Sasquatch!, I just finished reading your Arcade Paradise 2 overview. That’s some project; I’m really impressed, both with your craftsmanship, and with the depth of your obsession.

Mind if I ask what the total cash outlay for that thing was? Now you’ve got me thinking about doing one…

Another thing that kinda sucks about arcade games these days is that the newer popular games from Japan - such as Dance Dance Revolution and my current favorite, the motion sensing Police 911 - are expensive as hell. A DDR machine supposedly costs $12,000!

Anyone been to the arcade at the boardwalk in Santa Cruz Ca., recently? Last time I was there (two years ago), the place was a treasure trove of old, classic arcade machines…

Centipede - Joust - Pacman - MRS. Pacman - Marble Madness - Star Wars (the old vector graphics game) - Tempest - Galaga - Asteroids - and, the holy grail of classic games - an actual, working, original cabinet, Space Invadors!

It was like taking a walk through my (mispent) youth!

Yes, we are. And you just earned a demerit for backtalking, young man!

As for the OP, I say “eh.” The arcade had been dying, off and on, for most of the last century. First it was the old Penny Arcades from the 19th century, then it was the pinball dens, now it’s the video arcade. Already, the next arcade craze is shaping up. PC Network arcades. Hook up a bunch of PCs together, get a bunch of copies of Diablo II, Baldur’s Gate, Unreal Tournament, etc. and rent out keyboards by the hour. In ten years, this will be as prevalent as the old video arcades of our collectivly misspent youths.

BTW, I remember when the best arcade in the Bay Area was on Fisherman’s Wharf. Haven’t been there in ten years or more. Anyone know if it is still open? Is it choked with Mortal Kombat Klones, or do they still have the classics?


I’m currently in the process of building my own MAME cabinet so maybe I can offer some info. The current cost run down for me so far is:

Lumber and pressboard

Cost: $100

Arcade buttons and joysticks from Happ Controls. It cost quite a bit since I’m making my upright a 4 player cabinet (a 2 player cabinet, obviously would cost a fair bit less)

Cost: $115

2 IPAC boards (for interfacing the buttons and joysticks to my PC)

Cost: $100

25" Television (I’m going to use a card with TVOut capabilities)

Cost: $250

New graphics card

Cost: $80

Miscellaneous materials (rollers for the bottom, hinges for a door on the back, magnets for hinges, 18" halogen lightbulb for the lighted marquee I’m going to install, new powerstrip and power cords, etc.)

Cost: $65

Black formica (I’ve decided to cover it in formica instead of painting it)

Cost: $85

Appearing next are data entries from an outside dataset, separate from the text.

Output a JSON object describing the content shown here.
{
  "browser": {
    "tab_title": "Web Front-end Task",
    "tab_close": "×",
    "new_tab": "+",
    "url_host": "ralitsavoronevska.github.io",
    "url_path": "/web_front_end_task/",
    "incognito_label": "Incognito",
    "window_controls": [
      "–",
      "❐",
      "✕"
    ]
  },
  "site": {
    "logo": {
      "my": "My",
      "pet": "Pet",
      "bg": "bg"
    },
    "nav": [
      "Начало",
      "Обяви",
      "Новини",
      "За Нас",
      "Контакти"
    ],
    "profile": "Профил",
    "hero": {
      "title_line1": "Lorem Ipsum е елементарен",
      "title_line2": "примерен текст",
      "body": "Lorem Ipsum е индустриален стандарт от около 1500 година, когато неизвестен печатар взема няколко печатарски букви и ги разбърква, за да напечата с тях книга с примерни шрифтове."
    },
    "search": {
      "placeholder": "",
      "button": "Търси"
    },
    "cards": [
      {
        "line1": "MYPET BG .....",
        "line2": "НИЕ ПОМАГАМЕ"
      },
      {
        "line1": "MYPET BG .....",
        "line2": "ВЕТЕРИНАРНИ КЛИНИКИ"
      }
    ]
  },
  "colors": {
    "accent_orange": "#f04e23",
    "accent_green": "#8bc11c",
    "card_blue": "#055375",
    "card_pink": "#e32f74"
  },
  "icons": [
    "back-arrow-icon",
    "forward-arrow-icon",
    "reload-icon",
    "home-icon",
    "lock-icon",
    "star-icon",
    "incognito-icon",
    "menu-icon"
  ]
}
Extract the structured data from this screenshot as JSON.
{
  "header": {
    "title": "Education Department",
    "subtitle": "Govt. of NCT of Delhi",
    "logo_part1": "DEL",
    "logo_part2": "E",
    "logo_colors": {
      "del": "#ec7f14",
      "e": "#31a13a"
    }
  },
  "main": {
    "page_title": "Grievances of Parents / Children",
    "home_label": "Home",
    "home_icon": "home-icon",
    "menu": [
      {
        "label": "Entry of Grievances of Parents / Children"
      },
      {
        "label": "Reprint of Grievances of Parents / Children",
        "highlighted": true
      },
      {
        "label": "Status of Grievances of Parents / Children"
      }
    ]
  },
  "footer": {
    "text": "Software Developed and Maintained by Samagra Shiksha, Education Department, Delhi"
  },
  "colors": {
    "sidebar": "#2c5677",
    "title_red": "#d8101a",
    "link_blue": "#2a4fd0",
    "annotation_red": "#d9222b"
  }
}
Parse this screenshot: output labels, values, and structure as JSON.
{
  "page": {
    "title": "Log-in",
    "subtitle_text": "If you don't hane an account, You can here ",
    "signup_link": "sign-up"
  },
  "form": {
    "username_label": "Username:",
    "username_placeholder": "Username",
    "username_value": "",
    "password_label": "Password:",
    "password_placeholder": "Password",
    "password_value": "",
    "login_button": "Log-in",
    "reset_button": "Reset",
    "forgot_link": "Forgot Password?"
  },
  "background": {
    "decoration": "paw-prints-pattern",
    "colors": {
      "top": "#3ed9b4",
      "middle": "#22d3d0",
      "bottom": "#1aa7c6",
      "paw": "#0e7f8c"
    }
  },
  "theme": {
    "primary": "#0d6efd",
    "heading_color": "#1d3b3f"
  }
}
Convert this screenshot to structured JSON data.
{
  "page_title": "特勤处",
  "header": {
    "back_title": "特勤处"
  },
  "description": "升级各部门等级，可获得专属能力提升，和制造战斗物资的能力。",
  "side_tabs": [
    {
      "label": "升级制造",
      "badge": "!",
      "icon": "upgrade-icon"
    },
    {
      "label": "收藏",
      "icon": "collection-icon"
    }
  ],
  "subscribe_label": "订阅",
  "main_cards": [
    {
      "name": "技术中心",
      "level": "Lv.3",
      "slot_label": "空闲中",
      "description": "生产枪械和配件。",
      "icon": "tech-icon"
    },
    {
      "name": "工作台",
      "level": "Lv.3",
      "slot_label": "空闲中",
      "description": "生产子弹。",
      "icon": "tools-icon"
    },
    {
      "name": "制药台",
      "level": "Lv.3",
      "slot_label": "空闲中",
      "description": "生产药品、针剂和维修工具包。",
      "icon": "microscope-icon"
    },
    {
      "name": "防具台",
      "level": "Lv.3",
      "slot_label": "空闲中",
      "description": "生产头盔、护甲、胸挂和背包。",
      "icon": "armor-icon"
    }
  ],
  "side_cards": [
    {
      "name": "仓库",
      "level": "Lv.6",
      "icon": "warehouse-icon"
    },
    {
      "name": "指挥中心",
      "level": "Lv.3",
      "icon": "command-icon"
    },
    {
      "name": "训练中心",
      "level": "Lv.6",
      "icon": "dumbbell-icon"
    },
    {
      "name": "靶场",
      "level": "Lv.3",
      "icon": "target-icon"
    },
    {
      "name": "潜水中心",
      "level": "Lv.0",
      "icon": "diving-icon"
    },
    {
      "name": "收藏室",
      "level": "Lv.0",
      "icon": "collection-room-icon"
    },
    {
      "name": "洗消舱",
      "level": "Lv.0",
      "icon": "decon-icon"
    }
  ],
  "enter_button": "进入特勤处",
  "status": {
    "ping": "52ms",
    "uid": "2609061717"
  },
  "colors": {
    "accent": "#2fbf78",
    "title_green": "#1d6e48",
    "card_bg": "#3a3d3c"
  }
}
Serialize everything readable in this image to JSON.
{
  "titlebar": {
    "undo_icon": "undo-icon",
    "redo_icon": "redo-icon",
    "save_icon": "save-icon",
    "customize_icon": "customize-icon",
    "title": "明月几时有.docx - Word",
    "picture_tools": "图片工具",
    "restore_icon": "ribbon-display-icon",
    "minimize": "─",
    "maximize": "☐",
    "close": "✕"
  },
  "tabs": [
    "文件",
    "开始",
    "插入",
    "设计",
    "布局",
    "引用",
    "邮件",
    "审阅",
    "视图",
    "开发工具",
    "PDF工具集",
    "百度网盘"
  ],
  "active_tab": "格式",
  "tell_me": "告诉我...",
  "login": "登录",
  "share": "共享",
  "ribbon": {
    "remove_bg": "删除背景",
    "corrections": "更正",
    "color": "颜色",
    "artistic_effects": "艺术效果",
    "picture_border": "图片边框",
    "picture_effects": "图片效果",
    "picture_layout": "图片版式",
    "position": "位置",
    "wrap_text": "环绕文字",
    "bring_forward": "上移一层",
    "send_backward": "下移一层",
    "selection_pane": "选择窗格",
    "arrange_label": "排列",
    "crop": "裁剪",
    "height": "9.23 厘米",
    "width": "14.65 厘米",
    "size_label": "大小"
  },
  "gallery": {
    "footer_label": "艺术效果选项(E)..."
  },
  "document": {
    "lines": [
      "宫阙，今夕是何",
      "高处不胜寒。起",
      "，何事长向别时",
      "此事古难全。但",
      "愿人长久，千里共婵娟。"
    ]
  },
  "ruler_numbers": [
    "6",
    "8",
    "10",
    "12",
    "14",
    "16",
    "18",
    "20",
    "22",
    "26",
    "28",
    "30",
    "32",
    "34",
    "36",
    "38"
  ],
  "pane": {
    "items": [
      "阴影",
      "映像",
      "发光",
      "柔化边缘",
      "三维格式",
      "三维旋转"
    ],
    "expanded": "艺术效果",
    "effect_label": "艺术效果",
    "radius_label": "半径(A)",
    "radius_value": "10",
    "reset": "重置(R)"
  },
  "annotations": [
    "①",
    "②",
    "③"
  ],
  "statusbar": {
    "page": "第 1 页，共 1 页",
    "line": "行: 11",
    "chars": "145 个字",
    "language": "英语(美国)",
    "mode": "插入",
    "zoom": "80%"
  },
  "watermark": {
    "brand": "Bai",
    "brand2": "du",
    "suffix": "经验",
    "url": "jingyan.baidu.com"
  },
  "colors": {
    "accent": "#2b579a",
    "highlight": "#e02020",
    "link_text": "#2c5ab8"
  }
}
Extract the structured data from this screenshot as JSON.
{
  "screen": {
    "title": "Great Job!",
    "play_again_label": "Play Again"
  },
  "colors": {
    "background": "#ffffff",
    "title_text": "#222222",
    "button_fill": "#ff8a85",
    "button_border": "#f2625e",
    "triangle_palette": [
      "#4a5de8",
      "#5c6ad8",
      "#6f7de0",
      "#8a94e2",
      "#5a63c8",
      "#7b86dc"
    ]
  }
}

Cost: Free (sorta… I have a fully built system with a celeron 400 that I hardly ever use)

Total Cost: $795

That is an awesome project, Grim_Beaker! I might have to try that myself.

My solution to the problem involved less carpentry, but more money: I recently bought a Tapper game! Couldn’t resist, as it was my favorite when I was a kid. I can’t believe I have this thing in my living room…

It is sad that arcades on the way out, but they’ve had it coming for a while. Most of the games of the past ten years have been drek. The games from the '80s are great because they are still very playable. They’ve lasted, and I consider them classic.